  • ADUs allow homeowners to share their independent living spaces with other family members or friends, and to help seniors age in place until they need more care.


Types of ADUs

The term accessory dwelling units is used to describe a variety of homes.

  • A detached new construction: ADUs are built in the backyard of existing homes and can be used for rental purposes, as mother-in-law suites, or even guest houses.
  • Garage conversion: A garage converts an existing structure into a fully-fledged living space. It includes adding insulation, heating, cooling and water for the bathroom and kitchen.
  • Conversion of a carriage house: In a carriage home, the lower level is usually used as garage space and the upper floor becomes an apartment.
  • Basement conversion: A basement apartment can be created as an internal conversion (for example, a mother-in-law suite). Basement apartments have a separate exterior entrance from the main house. (Sometimes, you may need to walk through the backyard in order to get there.) The homeowner may decide to have an entry to the main house from the apartment, depending on its intended use.
  • Home addition: Some homeowners want to build an addition which can be used as a separate unit of living for their family or as rental. This can be a two-story or one-story addition that is built on one side of the home.
  • Junior ADU: A junior ADU, which is less than 500 square feet in size, is the smallest version of all of these options. This could range from a tiny house on a lot to an apartment in a tree.

What are ADU requirements?

Check with your local municipality to see if there are any requirements for building ADUs within residential areas. These regulations may be based on city or county laws. ADUs are subject to different building codes in many areas. Los Angeles has a separate ADU ordinance that is under the department of building safety.

Addition of extra living space to the backyard, such as a detached cottage or small house, is a popular project for home owners who want to increase their living space.

Why cities are concerned about ADU development

There are many reasons why municipalities might want to encourage ADU development.

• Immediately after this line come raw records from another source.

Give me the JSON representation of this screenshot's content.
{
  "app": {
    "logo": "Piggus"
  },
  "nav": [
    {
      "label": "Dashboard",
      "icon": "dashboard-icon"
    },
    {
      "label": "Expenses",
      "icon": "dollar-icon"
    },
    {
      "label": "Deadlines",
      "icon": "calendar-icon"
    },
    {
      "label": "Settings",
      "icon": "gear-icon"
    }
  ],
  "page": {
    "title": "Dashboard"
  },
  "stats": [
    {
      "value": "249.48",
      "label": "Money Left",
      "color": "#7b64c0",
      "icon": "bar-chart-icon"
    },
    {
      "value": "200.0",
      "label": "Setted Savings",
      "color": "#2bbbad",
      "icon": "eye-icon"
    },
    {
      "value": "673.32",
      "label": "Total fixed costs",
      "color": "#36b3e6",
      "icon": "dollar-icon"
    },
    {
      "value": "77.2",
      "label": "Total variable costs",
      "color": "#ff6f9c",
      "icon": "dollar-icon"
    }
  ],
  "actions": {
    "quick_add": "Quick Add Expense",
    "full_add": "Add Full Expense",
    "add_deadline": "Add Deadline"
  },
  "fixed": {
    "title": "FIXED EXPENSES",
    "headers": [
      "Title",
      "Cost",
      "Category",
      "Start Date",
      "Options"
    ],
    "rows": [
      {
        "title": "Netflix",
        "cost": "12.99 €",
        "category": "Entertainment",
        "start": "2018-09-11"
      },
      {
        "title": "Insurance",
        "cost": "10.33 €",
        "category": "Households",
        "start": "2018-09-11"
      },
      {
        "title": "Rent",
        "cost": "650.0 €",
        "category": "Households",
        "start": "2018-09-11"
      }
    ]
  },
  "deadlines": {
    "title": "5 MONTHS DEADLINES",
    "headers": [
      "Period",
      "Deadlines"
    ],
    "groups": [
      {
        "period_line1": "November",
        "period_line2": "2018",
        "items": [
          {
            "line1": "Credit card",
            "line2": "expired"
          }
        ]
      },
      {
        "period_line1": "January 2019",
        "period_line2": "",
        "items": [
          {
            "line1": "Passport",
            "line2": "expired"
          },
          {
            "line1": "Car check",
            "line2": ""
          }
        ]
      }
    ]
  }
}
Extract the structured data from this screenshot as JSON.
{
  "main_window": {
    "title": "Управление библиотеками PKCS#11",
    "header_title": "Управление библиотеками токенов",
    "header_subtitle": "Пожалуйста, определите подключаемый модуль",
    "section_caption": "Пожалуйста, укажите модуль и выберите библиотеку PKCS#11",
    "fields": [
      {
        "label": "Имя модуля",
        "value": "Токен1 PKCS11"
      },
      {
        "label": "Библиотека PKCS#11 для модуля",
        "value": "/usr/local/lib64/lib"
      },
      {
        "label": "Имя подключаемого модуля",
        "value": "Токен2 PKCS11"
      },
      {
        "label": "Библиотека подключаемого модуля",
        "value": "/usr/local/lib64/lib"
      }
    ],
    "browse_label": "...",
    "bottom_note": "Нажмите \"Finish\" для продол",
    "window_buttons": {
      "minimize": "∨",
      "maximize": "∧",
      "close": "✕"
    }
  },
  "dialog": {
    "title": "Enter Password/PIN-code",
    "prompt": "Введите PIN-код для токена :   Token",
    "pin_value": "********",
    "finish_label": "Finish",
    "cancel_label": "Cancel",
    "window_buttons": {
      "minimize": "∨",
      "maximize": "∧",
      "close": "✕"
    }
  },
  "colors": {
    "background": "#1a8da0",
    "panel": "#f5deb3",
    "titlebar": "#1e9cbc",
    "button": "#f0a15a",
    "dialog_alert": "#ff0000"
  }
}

Here are a few reasons why municipalities may want to encourage ADU development:


  • ADUs are a flexible option for housing in central city neighborhoods. They also make use of existing government infrastructure (e.g. Roads, sewers and schools are all needed to reduce the need for expansion of infrastructure in remote areas.


  • ADUs are a good option for housing that has a small impact on the environment. New detached ADUs offer rental housing 44% smaller than new standard single-family rental units. New ADUs provide housing that's 33% smaller than new, standard single-family units. Smaller residential spaces require less energy during construction, demolition, and occupancy.


  • ADUs offer more affordable housing in residential neighborhoods, without changing the character of a neighborhood as dramatically as some other housing types.

ADU building is simply not enough to have a significant impact on the housing stock. Even if ADUs don't solve every city problem, they can help homeowners with some of them. ADUs are most often developed for rental income, then for flexible living spaces for multigenerational families.


Parceloop's online service will guide you through the practical steps of developing an ADU that is permitted on your property. We will cover regulations, find ADU designers, ADU builders, ADU interior designers, and basic building science.

Parceloop’s Online-configurator simplifies the process by providing comprehensive guidance. It also ensures that each step is thoroughly considered. Parceloop’s Online-configurator is your trusted partner on your journey to realizing your visions.

Contact us today at parceloop.com!